The exercise asks you to copy every line below in which "icon" appears.

-- Opening Marker --

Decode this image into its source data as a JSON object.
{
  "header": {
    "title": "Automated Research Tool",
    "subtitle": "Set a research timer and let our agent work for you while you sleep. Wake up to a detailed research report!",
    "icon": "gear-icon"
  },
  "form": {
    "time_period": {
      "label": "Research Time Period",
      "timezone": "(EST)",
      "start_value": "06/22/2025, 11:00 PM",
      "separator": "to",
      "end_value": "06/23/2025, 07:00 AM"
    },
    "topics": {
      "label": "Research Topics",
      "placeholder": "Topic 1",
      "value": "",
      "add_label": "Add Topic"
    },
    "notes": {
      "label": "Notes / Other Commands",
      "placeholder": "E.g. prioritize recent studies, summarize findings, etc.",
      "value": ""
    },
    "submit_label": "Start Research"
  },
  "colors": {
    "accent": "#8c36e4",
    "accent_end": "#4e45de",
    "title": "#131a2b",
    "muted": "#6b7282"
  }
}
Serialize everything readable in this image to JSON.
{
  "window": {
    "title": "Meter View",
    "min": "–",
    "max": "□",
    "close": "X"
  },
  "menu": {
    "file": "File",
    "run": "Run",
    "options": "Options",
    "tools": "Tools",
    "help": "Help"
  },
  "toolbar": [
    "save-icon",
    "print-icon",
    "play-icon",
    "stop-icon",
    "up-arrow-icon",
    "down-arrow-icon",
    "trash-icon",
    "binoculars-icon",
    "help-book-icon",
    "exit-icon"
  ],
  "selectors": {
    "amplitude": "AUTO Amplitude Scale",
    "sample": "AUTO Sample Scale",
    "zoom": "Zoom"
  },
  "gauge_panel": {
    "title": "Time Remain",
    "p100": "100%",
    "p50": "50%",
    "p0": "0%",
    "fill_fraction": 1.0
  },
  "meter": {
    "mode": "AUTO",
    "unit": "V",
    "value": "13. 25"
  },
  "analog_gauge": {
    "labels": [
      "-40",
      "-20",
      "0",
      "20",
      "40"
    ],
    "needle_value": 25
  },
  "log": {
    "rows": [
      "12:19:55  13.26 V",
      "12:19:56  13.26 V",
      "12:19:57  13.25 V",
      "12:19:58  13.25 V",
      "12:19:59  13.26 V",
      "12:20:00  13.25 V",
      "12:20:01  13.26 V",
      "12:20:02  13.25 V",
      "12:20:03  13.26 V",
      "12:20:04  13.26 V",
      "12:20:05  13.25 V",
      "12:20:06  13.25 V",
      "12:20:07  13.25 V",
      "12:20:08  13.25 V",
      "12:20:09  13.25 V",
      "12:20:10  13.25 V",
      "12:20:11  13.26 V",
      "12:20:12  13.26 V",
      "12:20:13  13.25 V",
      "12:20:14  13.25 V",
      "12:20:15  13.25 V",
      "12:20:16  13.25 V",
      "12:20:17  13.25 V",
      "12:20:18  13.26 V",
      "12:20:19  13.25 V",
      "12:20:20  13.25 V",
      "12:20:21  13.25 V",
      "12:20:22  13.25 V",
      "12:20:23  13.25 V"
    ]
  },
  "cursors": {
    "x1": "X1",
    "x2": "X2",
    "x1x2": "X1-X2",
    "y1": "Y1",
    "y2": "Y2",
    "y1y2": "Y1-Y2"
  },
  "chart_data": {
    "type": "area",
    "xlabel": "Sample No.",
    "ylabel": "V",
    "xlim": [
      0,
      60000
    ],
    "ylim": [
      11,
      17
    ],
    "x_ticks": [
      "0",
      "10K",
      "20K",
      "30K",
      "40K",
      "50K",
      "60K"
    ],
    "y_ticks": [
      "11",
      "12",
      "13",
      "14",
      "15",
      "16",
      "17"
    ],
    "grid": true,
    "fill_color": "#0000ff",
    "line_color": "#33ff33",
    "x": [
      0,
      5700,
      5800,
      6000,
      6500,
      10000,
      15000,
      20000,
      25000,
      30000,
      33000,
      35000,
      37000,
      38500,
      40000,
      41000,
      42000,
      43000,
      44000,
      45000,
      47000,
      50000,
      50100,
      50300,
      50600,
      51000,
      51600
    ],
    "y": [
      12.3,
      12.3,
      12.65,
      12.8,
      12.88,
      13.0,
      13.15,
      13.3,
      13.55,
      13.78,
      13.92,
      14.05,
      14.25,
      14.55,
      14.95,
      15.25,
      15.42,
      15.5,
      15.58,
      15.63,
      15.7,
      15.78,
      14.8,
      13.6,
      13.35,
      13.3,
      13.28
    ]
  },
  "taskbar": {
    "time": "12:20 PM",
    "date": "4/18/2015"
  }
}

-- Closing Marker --

→ RESULT:
    "icon": "gear-icon"
    "save-icon",
    "print-icon",
    "play-icon",
    "stop-icon",
    "up-arrow-icon",
    "down-arrow-icon",
    "trash-icon",
    "binoculars-icon",
    "help-book-icon",
    "exit-icon"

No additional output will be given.